- Vivado Design Suite: This is the IDE targeting the FPGA fabric i.e. the Programmable Logic (PL) of the Zynq device. It allows Register transfer level (RTL) design in Verilog, VHDL and SystemVerilog. It also provides numerous Xilinx IPs for easy integration either through the RTL or as a block design. The IDE also automates the process of bitstream generation including synthesis, implementation, design and timing constraints amongst others.
- Xilinx Software Development Kit (SDK): This is an Eclipse based IDE targeting the Processing System (PS) of the Zynq device. Hence it enables creation of software applications for the APU (Arm Cortex-A53), RPU (Arm Cortex-R5F) and soft-core processor (Xilinx MicroBlaze). It provides various methods to create applications including bare metal, FreeRTOS and Linux applications. The SDK also provides library examples of OpenCV, OpenAMP RPC, FreeRTOS “HelloWorld”, IwIP and others. The SDK also provides FPGA and Flash Programmers for programming bitstreams (and software application images) to FPGAs and flash devices respectively.

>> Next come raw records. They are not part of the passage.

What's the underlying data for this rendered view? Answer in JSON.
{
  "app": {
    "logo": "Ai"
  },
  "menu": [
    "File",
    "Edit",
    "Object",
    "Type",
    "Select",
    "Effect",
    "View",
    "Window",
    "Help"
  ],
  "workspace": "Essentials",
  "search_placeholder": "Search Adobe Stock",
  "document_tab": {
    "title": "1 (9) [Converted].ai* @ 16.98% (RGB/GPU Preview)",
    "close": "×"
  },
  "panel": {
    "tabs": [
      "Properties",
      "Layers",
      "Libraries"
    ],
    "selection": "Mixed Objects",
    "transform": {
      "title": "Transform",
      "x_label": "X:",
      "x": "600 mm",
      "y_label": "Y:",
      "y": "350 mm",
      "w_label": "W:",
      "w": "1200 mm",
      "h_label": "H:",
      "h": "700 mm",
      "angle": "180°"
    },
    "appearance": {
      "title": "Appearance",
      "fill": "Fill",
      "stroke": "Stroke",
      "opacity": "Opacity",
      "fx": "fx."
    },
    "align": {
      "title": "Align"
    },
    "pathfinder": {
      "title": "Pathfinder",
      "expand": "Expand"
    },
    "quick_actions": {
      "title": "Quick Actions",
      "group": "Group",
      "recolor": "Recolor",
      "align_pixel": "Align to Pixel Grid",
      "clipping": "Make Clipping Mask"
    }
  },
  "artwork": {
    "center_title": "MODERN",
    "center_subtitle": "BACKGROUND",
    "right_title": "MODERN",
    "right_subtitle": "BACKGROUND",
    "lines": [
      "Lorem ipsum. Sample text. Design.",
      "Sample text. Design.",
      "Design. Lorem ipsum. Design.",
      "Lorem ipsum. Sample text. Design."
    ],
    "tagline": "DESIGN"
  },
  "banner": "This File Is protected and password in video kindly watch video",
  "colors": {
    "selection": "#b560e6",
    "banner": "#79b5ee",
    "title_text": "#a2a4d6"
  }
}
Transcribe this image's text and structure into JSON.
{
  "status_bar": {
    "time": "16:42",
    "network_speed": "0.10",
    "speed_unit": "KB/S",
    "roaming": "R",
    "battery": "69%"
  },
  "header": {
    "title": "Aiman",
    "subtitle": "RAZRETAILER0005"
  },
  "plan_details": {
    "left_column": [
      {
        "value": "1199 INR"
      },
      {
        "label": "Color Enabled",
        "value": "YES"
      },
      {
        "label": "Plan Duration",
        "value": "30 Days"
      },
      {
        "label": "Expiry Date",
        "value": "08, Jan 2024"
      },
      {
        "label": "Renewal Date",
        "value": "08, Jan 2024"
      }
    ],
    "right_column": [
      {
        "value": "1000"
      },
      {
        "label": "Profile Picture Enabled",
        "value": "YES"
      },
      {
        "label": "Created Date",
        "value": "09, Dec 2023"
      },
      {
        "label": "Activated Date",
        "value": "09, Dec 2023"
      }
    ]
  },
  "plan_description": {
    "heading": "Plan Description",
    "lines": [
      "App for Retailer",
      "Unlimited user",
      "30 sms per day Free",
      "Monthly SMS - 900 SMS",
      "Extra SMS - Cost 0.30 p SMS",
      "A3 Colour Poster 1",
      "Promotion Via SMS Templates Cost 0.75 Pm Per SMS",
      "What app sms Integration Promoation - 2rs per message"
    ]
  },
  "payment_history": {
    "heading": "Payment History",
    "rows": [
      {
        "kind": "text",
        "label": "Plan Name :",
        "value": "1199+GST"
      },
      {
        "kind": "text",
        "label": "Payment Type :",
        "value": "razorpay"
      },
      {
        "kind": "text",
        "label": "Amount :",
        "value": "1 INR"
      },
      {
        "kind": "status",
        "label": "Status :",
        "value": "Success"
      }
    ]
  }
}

- PetaLinux Tools: Provided by Xilinx as a standalone SDK that simplifies the process of configuring, building and deploying open source and systems software to Xilinx devices including: FSBL, U-BOOT, Linux, Libraries and applications, Xen Hypervisor etc. The PetaLinux Tools include: GNU, Make, GDB, QEMU, petalinux-build, petalinux-boot. It also includes the Yocto Extensible SDK (eSDK) and Minimal downloads. The Yocto eSDKs are available for the following architectures: Zynq UltraScale+TM MPSoC, Zynq-7000 devices and MicroBlaze platforms.
- Yocto Project Environment: This is an open source project that enables creation of a customized Linux OS for different hardware architectures. It is extensively covered in its website and documentations. I will also cover it in a different category in these tutorial series. Xilinx provides the meta-xilinx recipe/layer for the Yocto/OpenEmbedded platform. It provides a number of BSPs for common boards that use Xilinx devices including the Zynq UltraScale+TM MPSoC. The Yocto environment provides recipes for other general Linux system components for a display UI such as X11, GTK+, Qt, amongst others.
The above are tools and IDEs that enable creation of software for the Zynq UltraScale+TM MPSoC. The actual software is created in one or a combination of the following software stacks:
- Bare Metal Software Stack: This is provided as part of the Xilinx SDK tools as a standalone board support package (BSP). It includes standard C libraries, peripheral drivers for both PS and PL, middleware libraries for providing networking, file system and encryption support and application examples. The block diagram below from Xilinx shows this stack.
In the next writeup in this series, we will explore developing software for the Zynq UltraScale+TM MPSoC from a Xilinx perspective using one of the above software stacks.